When you are building a business that is available as a data in the commons, it gives you a great advantages.
But, thereâ€™s a more interesting answer to this question:
Data alone is not that useful, it needs to be augmented to add value.
Data itself is not really useful, but when itâ€™s combined with software and communities, it gets really powerful. In addition, you want to create a circle that feeds itself and gets better and better with time.
Some comments on distributing free data
Once I distribute something I canâ€™t stop it being redistributed. And we donâ€™t want to stop you, since itâ€™s a fundamental part of data redistribution. You have to make sure that data redistribution is an integral part of your business.
Creative-Commons is your friend. Links are currency on the Internet. Using linking back as an Attribution requirement and this at the end of the day drives back traffic, SEO, etc.
Can I pay people to collect free data?
The reason this is significant, it takes a long time to build communities.
Non-monetary motivation (people have fun, and instead of obsessing over why, lets give them more ways to have fun doing this stuff)
Discrete multisize peices (it should be low cost integration, itâ€™s got to be easy to do)
Low cost integration

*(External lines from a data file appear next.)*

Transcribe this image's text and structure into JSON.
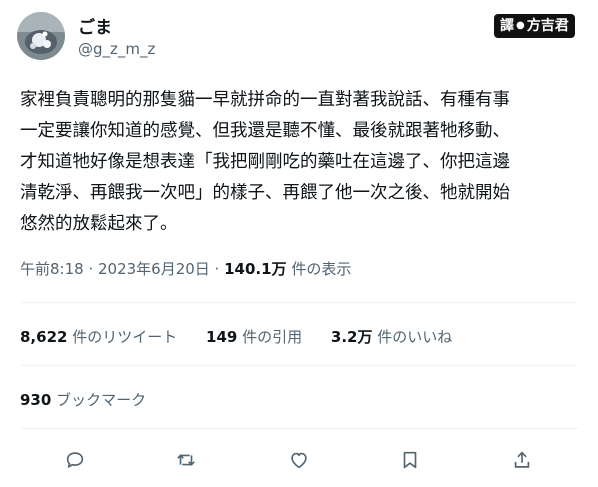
{
  "author": {
    "display_name": "ごま",
    "handle": "@g_z_m_z",
    "avatar_icon": "cat-photo-avatar"
  },
  "translator_badge": {
    "prefix": "譯",
    "name": "方吉君"
  },
  "tweet": {
    "lines": [
      "家裡負責聰明的那隻貓一早就拼命的一直對著我說話、有種有事",
      "一定要讓你知道的感覺、但我還是聽不懂、最後就跟著牠移動、",
      "才知道牠好像是想表達「我把剛剛吃的藥吐在這邊了、你把這邊",
      "清乾淨、再餵我一次吧」的樣子、再餵了他一次之後、牠就開始",
      "悠然的放鬆起來了。"
    ]
  },
  "meta": {
    "timestamp": "午前8:18 · 2023年6月20日 · ",
    "views": "140.1万",
    "views_label": " 件の表示"
  },
  "stats": {
    "retweets": "8,622",
    "retweets_label": " 件のリツイート",
    "quotes": "149",
    "quotes_label": " 件の引用",
    "likes": "3.2万",
    "likes_label": " 件のいいね"
  },
  "bookmarks": {
    "count": "930",
    "label": " ブックマーク"
  },
  "actions": {
    "reply_icon": "reply-icon",
    "retweet_icon": "retweet-icon",
    "like_icon": "heart-icon",
    "bookmark_icon": "bookmark-icon",
    "share_icon": "share-icon",
    "icon_color": "#536471"
  }
}
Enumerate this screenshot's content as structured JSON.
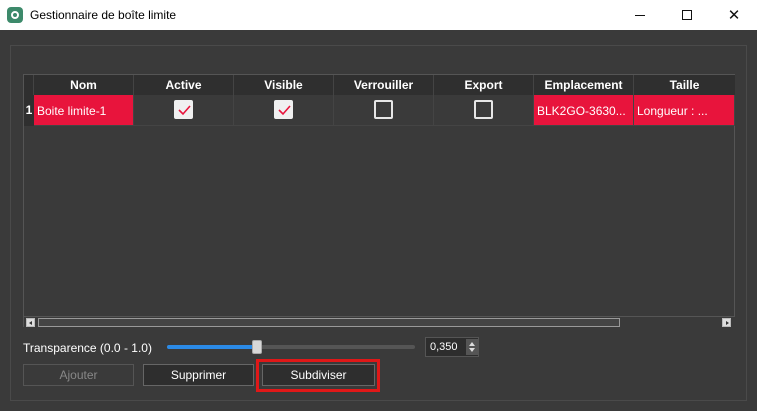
{
  "window": {
    "title": "Gestionnaire de boîte limite"
  },
  "window_controls": {
    "minimize": "",
    "maximize": "",
    "close": "✕"
  },
  "table": {
    "headers": [
      "Nom",
      "Active",
      "Visible",
      "Verrouiller",
      "Export",
      "Emplacement",
      "Taille"
    ],
    "rows": [
      {
        "index": "1",
        "nom": "Boite limite-1",
        "active": true,
        "visible": true,
        "verrouiller": false,
        "export": false,
        "emplacement": "BLK2GO-3630...",
        "taille": "Longueur : ..."
      }
    ]
  },
  "transparency": {
    "label": "Transparence (0.0 - 1.0)",
    "value": "0,350",
    "level": 0.35
  },
  "buttons": {
    "add": "Ajouter",
    "delete": "Supprimer",
    "subdivide": "Subdiviser"
  },
  "colors": {
    "selected_cell": "#e8143c",
    "checkmark": "#e8143c",
    "slider_fill": "#2b8ae6",
    "highlight": "#e01818"
  }
}
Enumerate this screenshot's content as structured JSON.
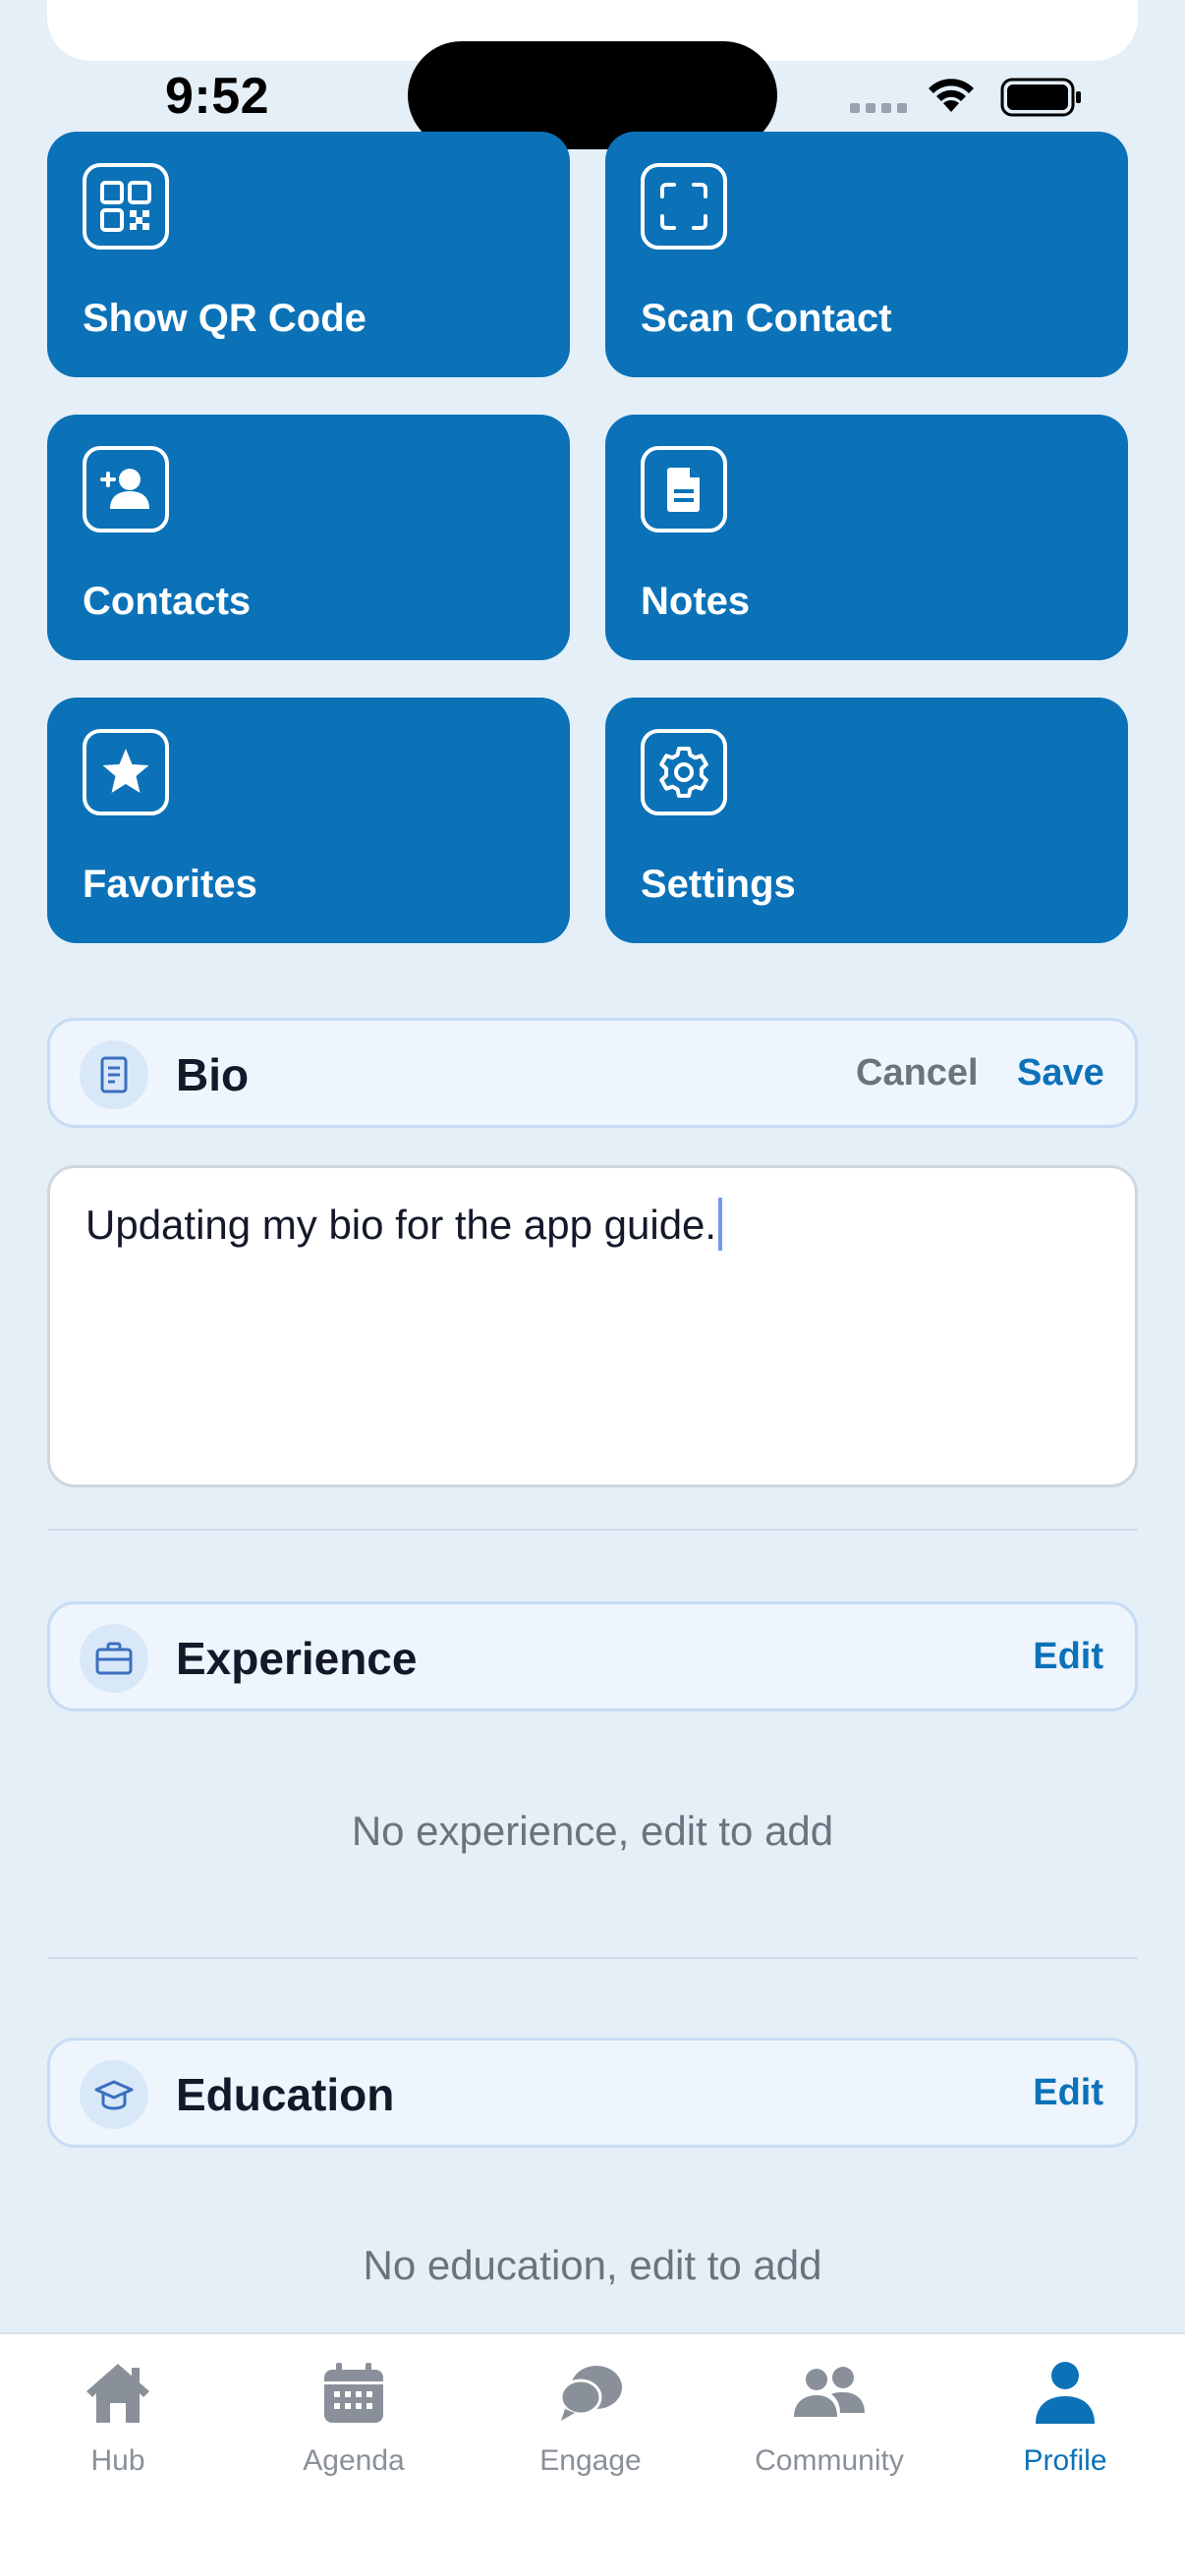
{
  "status_bar": {
    "time": "9:52"
  },
  "tiles": [
    {
      "label": "Show QR Code",
      "icon": "qr-code-icon"
    },
    {
      "label": "Scan Contact",
      "icon": "scan-frame-icon"
    },
    {
      "label": "Contacts",
      "icon": "add-contact-icon"
    },
    {
      "label": "Notes",
      "icon": "note-document-icon"
    },
    {
      "label": "Favorites",
      "icon": "star-icon"
    },
    {
      "label": "Settings",
      "icon": "gear-icon"
    }
  ],
  "bio": {
    "title": "Bio",
    "cancel_label": "Cancel",
    "save_label": "Save",
    "value": "Updating my bio for the app guide."
  },
  "experience": {
    "title": "Experience",
    "edit_label": "Edit",
    "empty_text": "No experience, edit to add"
  },
  "education": {
    "title": "Education",
    "edit_label": "Edit",
    "empty_text": "No education, edit to add"
  },
  "tabbar": {
    "items": [
      {
        "label": "Hub",
        "icon": "house-icon",
        "active": false
      },
      {
        "label": "Agenda",
        "icon": "calendar-icon",
        "active": false
      },
      {
        "label": "Engage",
        "icon": "chat-bubbles-icon",
        "active": false
      },
      {
        "label": "Community",
        "icon": "people-icon",
        "active": false
      },
      {
        "label": "Profile",
        "icon": "person-icon",
        "active": true
      }
    ]
  },
  "colors": {
    "accent": "#0b72b8",
    "background": "#e4eff8",
    "inactive": "#8a9099"
  }
}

Communities give you so much more.
Aggregate and Organize (Geo-Commons)
Create a Market place (A Flickr market place; Weogeo – ebay for data)
Suppose all maps are free:

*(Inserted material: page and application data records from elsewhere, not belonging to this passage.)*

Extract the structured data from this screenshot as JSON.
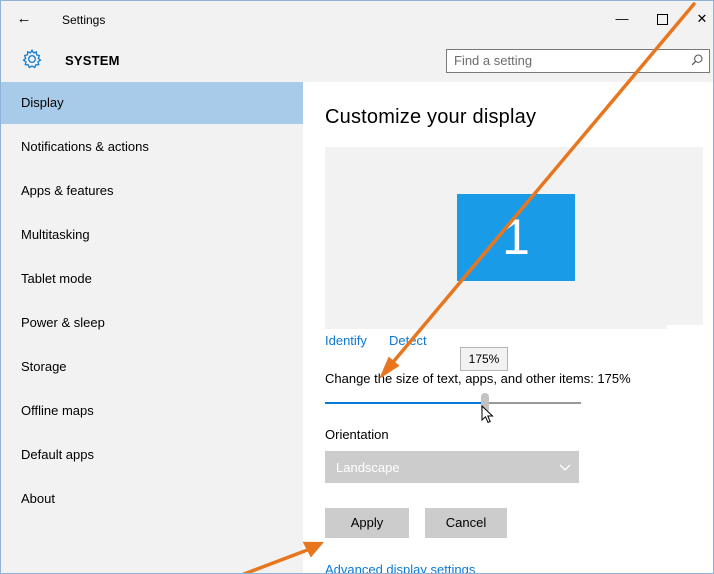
{
  "window": {
    "title": "Settings",
    "back_glyph": "←",
    "minimize_glyph": "—",
    "close_glyph": "✕"
  },
  "header": {
    "section_title": "SYSTEM",
    "icon": "gear-icon",
    "search_placeholder": "Find a setting"
  },
  "sidebar": {
    "items": [
      {
        "label": "Display",
        "active": true
      },
      {
        "label": "Notifications & actions"
      },
      {
        "label": "Apps & features"
      },
      {
        "label": "Multitasking"
      },
      {
        "label": "Tablet mode"
      },
      {
        "label": "Power & sleep"
      },
      {
        "label": "Storage"
      },
      {
        "label": "Offline maps"
      },
      {
        "label": "Default apps"
      },
      {
        "label": "About"
      }
    ]
  },
  "main": {
    "title": "Customize your display",
    "monitor_number": "1",
    "identify_link": "Identify",
    "detect_link": "Detect",
    "tooltip": "175%",
    "scale_label": "Change the size of text, apps, and other items: 175%",
    "scale_slider_fraction": 0.63,
    "orientation_label": "Orientation",
    "orientation_value": "Landscape",
    "apply_label": "Apply",
    "cancel_label": "Cancel",
    "advanced_link": "Advanced display settings"
  },
  "colors": {
    "accent": "#0a78d7",
    "monitor": "#1a9be8",
    "nav_active": "#a7cbe9",
    "annotation_arrow": "#e8761e"
  }
}
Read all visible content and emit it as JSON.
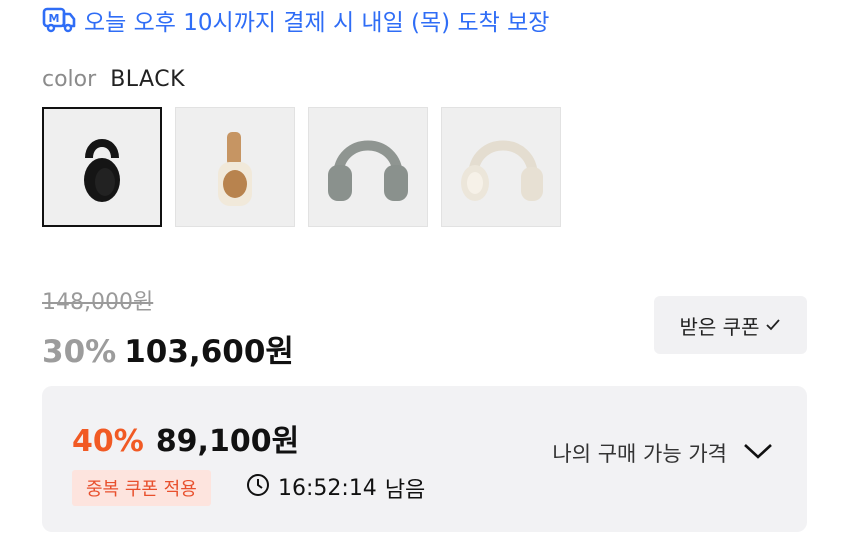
{
  "delivery": {
    "icon": "delivery-truck-icon",
    "text": "오늘 오후 10시까지 결제 시 내일 (목) 도착 보장",
    "color": "#2f6df6"
  },
  "color_option": {
    "label": "color",
    "value": "BLACK"
  },
  "swatches": [
    {
      "name": "black",
      "selected": true
    },
    {
      "name": "brown-beige",
      "selected": false
    },
    {
      "name": "gray",
      "selected": false
    },
    {
      "name": "cream",
      "selected": false
    }
  ],
  "pricing": {
    "original_price": "148,000원",
    "discount_percent": "30%",
    "sale_price": "103,600원",
    "coupon_button_label": "받은 쿠폰"
  },
  "best_price": {
    "percent": "40%",
    "price": "89,100원",
    "badge": "중복 쿠폰 적용",
    "timer": "16:52:14",
    "timer_suffix": "남음",
    "my_price_label": "나의 구매 가능 가격",
    "accent_color": "#f15a24"
  }
}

Value can be created by end product
.. at the end of the day itâ€™s all about the communities: they greatly enhance the value of data. Need needs to be loved.

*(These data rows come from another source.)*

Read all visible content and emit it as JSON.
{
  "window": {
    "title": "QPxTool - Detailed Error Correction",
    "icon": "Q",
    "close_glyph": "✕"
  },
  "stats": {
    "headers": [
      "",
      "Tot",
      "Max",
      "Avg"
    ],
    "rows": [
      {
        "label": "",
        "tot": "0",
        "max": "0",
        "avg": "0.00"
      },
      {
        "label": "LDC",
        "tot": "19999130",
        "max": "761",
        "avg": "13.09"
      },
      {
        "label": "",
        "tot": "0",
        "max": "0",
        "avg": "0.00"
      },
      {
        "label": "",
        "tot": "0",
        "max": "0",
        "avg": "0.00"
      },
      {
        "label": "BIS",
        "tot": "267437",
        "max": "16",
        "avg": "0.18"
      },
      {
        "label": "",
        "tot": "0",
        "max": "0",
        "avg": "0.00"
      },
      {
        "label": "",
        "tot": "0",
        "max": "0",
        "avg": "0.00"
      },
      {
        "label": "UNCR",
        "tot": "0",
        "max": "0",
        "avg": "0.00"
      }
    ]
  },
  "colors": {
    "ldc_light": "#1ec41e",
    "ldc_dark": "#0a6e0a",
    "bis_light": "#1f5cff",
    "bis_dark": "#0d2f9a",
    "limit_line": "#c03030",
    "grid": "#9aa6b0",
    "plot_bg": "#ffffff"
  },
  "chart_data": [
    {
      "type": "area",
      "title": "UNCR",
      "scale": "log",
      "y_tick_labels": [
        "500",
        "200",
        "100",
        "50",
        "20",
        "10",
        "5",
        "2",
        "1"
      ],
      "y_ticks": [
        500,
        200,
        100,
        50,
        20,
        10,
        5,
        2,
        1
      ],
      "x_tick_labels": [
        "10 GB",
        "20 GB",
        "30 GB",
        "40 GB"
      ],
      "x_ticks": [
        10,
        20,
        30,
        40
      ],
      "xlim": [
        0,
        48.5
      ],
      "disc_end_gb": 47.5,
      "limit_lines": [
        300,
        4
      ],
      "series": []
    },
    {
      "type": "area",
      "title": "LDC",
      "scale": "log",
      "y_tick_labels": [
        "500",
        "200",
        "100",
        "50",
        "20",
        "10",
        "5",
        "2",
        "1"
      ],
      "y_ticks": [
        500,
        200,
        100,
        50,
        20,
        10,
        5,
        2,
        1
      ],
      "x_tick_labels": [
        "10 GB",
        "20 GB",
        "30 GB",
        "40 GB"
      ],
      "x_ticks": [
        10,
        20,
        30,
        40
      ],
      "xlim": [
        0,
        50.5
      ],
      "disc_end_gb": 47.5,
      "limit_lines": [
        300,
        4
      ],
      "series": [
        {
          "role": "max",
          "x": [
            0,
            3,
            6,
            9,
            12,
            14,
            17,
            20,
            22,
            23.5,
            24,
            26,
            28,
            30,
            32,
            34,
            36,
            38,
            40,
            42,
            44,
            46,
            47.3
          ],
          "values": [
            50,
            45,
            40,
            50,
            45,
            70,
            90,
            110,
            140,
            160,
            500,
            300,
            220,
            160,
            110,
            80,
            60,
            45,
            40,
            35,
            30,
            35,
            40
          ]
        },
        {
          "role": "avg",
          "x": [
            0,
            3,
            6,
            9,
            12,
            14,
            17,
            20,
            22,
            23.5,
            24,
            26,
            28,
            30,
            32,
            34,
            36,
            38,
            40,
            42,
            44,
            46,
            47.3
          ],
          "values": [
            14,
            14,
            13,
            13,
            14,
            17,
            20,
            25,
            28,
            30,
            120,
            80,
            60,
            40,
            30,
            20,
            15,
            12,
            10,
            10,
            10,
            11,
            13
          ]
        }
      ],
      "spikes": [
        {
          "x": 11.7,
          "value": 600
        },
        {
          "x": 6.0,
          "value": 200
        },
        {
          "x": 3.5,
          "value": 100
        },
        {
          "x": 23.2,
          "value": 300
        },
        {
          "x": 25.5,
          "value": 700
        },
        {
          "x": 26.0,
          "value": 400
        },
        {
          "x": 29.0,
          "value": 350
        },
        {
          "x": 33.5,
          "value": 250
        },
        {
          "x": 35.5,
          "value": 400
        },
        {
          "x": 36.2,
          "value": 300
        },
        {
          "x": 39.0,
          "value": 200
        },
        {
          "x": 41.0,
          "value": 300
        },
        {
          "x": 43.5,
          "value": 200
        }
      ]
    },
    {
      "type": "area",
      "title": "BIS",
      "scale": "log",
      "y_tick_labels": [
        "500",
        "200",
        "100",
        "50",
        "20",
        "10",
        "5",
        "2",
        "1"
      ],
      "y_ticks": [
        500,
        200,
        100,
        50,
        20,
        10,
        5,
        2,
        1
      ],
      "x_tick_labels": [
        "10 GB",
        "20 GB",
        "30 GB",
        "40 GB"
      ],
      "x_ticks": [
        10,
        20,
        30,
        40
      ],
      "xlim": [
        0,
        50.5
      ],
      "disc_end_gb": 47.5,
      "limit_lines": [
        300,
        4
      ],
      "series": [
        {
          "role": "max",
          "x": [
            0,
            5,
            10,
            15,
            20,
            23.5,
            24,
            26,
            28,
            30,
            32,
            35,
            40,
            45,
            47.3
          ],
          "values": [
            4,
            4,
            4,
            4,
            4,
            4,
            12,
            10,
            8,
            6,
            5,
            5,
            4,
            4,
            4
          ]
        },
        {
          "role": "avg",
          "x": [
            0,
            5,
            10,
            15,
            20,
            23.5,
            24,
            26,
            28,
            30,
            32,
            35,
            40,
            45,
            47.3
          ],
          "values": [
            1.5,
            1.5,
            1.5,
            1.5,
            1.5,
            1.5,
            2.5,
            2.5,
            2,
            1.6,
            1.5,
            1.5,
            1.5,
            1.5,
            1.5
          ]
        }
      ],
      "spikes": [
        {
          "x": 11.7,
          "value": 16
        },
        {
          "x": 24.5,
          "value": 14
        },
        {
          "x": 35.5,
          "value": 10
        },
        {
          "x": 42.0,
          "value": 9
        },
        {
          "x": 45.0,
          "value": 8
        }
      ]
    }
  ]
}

If you want to use the community, you have to respect the community. Remember the CDDB? Bits of freedom was taken from the community, until it broke apart. No matter how big you get, the community that built it can turn back and destroy it if you donâ€™t treat them kindly back.
Free data is fine, but communities make it way better.
One of the great things of working in a web startup, that might be one day high profile, is ability to go to different conferences. Following the footsteps of last months Future of Web Applications in London, next week brings our team to Berlin Web 2.0 Expo. The Conference format seems quite different from FOWA, since they mix keynotes speeches over the course of whole week and have much more parallel tracks since it is much bigger conference.
The other thing is that “hip” conferences nowadays seem to come with their own social network that somehow helps you being in touch with other conference attendees. While FOWA rolled out their own mini social network, Web 2.0 Berlin uses CrowdVine, a white-label social network, similar to Ning. For now it seems that it is full of conversations between a small number of people, but maybe it will liven up by the time the conference is in full swing.
What I’m wondering is, how useful is such social network, given that conference wireless rarely works well, with a few 100 active laptops on a single access point. While social scientist in me can see the need/wish of everyone to get better networked I don’t think “social” web is ready yet.
The other possible outcome that comes to mind is that with OpenSocial alliance we won’t be joining new social network next year but just adding web2expoberling widget that will help connect all the people across different platforms and plot (public) conversations and buzzing on a Google Maps mashup that will be projected on one of the big screens at the conference.